“A free press … is not the enemy of the American people; it is the protector of the American people.” — Former Secretary of State Madeleine Albright, April 6, 2018

Solveig Torvik

Outraged citizens recently helped persuade Gov. Jay Inslee to veto an ill-considered bill to limit public disclosure of legislative records.

But your right to know what’s being done in your name is far from settled.

Senate Bill 6617 was triggered by a news media lawsuit challenging the Legislature’s refusal to obey the Public Record Act. The court ruled that lawmakers must obey the act. Nonetheless, what happens next depends on negotiations between lawmakers and the news media.

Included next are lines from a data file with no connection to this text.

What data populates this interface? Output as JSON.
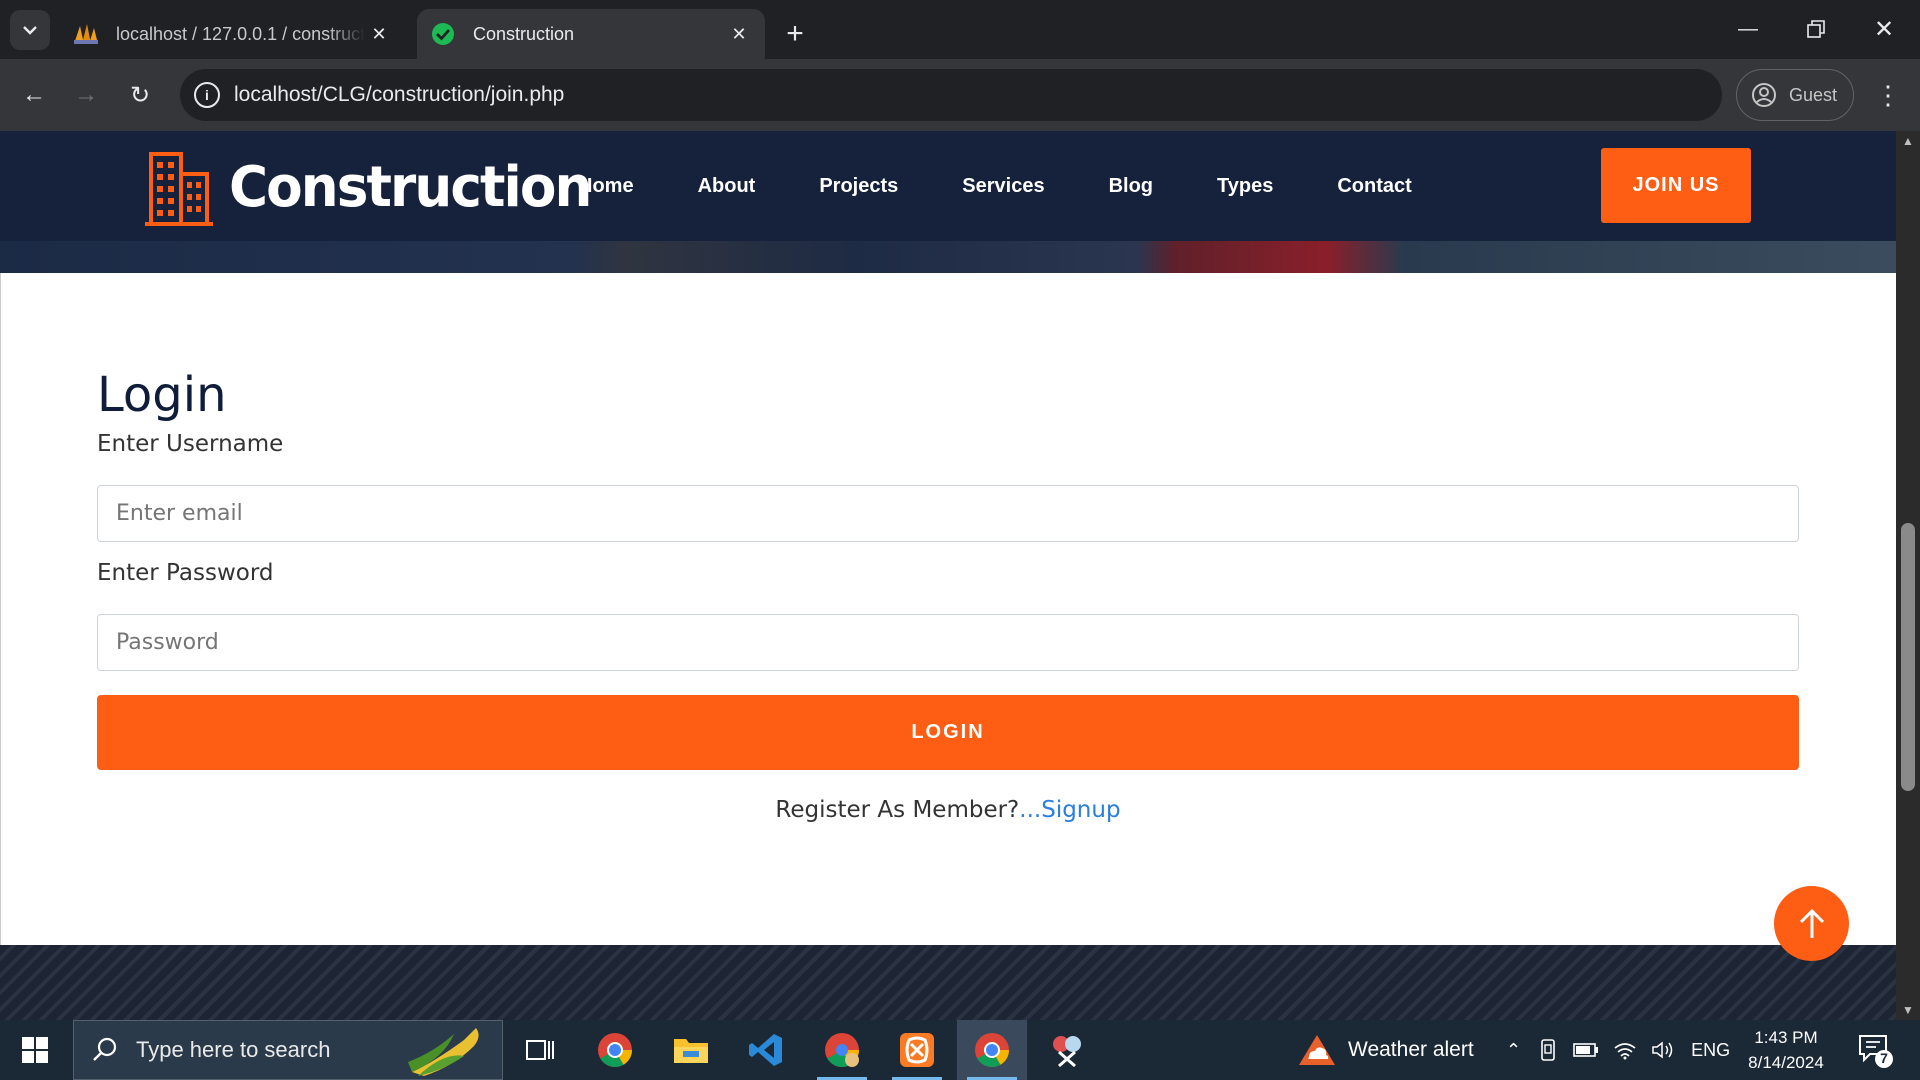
{
  "browser": {
    "tabs": [
      {
        "title": "localhost / 127.0.0.1 / construct",
        "active": false
      },
      {
        "title": "Construction",
        "active": true
      }
    ],
    "url": "localhost/CLG/construction/join.php",
    "profile_label": "Guest"
  },
  "site": {
    "brand": "Construction",
    "nav": [
      "Home",
      "About",
      "Projects",
      "Services",
      "Blog",
      "Types",
      "Contact"
    ],
    "join_label": "JOIN US",
    "accent_color": "#fe5d14",
    "navbar_color": "#16213b"
  },
  "login": {
    "title": "Login",
    "username_label": "Enter Username",
    "username_placeholder": "Enter email",
    "password_label": "Enter Password",
    "password_placeholder": "Password",
    "button_label": "LOGIN",
    "register_text": "Register As Member?",
    "signup_link": "...Signup"
  },
  "taskbar": {
    "search_placeholder": "Type here to search",
    "weather": "Weather alert",
    "language": "ENG",
    "time": "1:43 PM",
    "date": "8/14/2024",
    "notification_count": "7"
  }
}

The Legislature has defied the records act since 1972, when it was passed by an initiative of the people. In 1971, citizens passed an open meetings initiative that forced public officials to conduct the public’s business in public. Both initiatives aroused the same indignant protests and dire warnings we’re hearing from legislators now: complying with the records act is too burdensome, invasive and expensive and would invite a deluge of nuisance requests.

So how to explain that all other state entities have complied with the records act with minimum fuss for 45 years?

With impressive bipartisanship and speed, lawmakers in February overwhelmingly passed deeply flawed legislation initiated by the Democratic leadership to exempt themselves from the records act. SB6617 was our lawmakers’ “emergency” answer to the ruling by Thurston County Superior Court Judge Chris Lanese confirming that the act applies to the Legislature.

Faced with public uproar after passing the bill, legislators claimed it was “widely mischaracterized and misunderstood.” But the worrisome attitudes that birthed this misbegotten measure speak for themselves. Opponents of the bill (21 of 147 lawmakers voted no; all of our local incumbents voted yes) were forbidden to speak against it on the floor; it sped to passage in two days.

The Legislature’s legal argument for ignoring the records act hangs on a fanciful thread: that the Legislature is not a government “agency.” Lawmakers also claim they exempted themselves from the act by changing the definition of public records.

Balderdash.

Legislators contend “settled law” has exempted them from the act for 45 years. But plaintiffs’ attorney Michele Earl-Hubbard says: “There has been no settled law … The legislators tried in 2003 and 2005 to amend the Public Records Act to remove themselves, showing they knew the law at the time had not removed them.”

This disheartening episode not only calls into question the competence of these legislators to legislate. It highlights an alarming ignorance by many lawmakers of the government watchdog role news media perform on behalf of citizens in a self-governing society.

Whatever were these lawmakers thinking? Hello?

Nonsensical arguments

They’ve said, in scripted unison, that they regret the haste that was necessitated by the judge’s refusal to stay his decision. But the Legislature never asked him for a stay, according to the Tacoma News Tribune. A stay request to the state Supreme Court is pending.

Legislators contend SB6617 improved the Legislature’s accountability. And it did, sort of. Communications with lobbyists (but not constituents), lawmaker’s calendars of meetings (minus locations) and final reports on disposition of sexual harassment complaints against lawmakers would have been released. But not records dated before July 1, 2018.

Those apparently were to be sealed forever.

Rep. Joe Fitzgibbon, D-34th District, provided a glimpse into the prevailing legislative mindset. Lawmakers such as himself who supported the bill risked making enemies of publishers “who buy ink by the barrel,” he warned. But if legislators were subject to the act, they could be forced to reveal private details of their constituents’ correspondence, which he claimed “could end up on the front pages of the Seattle Times” and “would have a chilling effect on the First Amendment right to petition the government for redress of grievances.”

Oh, please. Newspapers are not in the business of invading people’s privacy without a legally permissible, compelling public interest justification, and legislators know it. Newspapers throughout the land keep an army of lawyers well fed expressly to avoid falling afoul of privacy and libel laws.

Hiding locations of legislators’ meetings is justifiable, Fitzgibbon also argued, because “women legislators have shared concerning stories about being stalked. That would obviously be easier if anyone could find our locations at particular times well in advance.”

Stalking, it seems to me, demands a better solution than conducting public business in private.

The Legislature’s most Orwellian assault on the public’s right to know was the provision denying citizens all rights to judicial appeal — and the right to launch an initiative of the people — to obtain records. Legislative committees were to have sole authority to release them. Worse yet, the same committees that denied records requests were to make final rulings on appeals challenging those denials. Huh?

Politicians’ hostility to the news media is understandable. It springs from fear of losing control of the narrative.

Information is power, and politicians chafe at sharing both. Even the best of lawmakers — and there are more than you think — resent having to concede that news media also legitimately represent the interests of their constituents.

Given the unprecedented presidential effort to undermine the credibility of journalists, Washington’s news organizations quite rightly have made it crystal clear that they mean to defend their right to tell you — and thus defend your right to know — what your government is doing.

The rest is on you.

Solveig Torvik began her newspaper career in Seattle in 1971. She lives in Winthrop.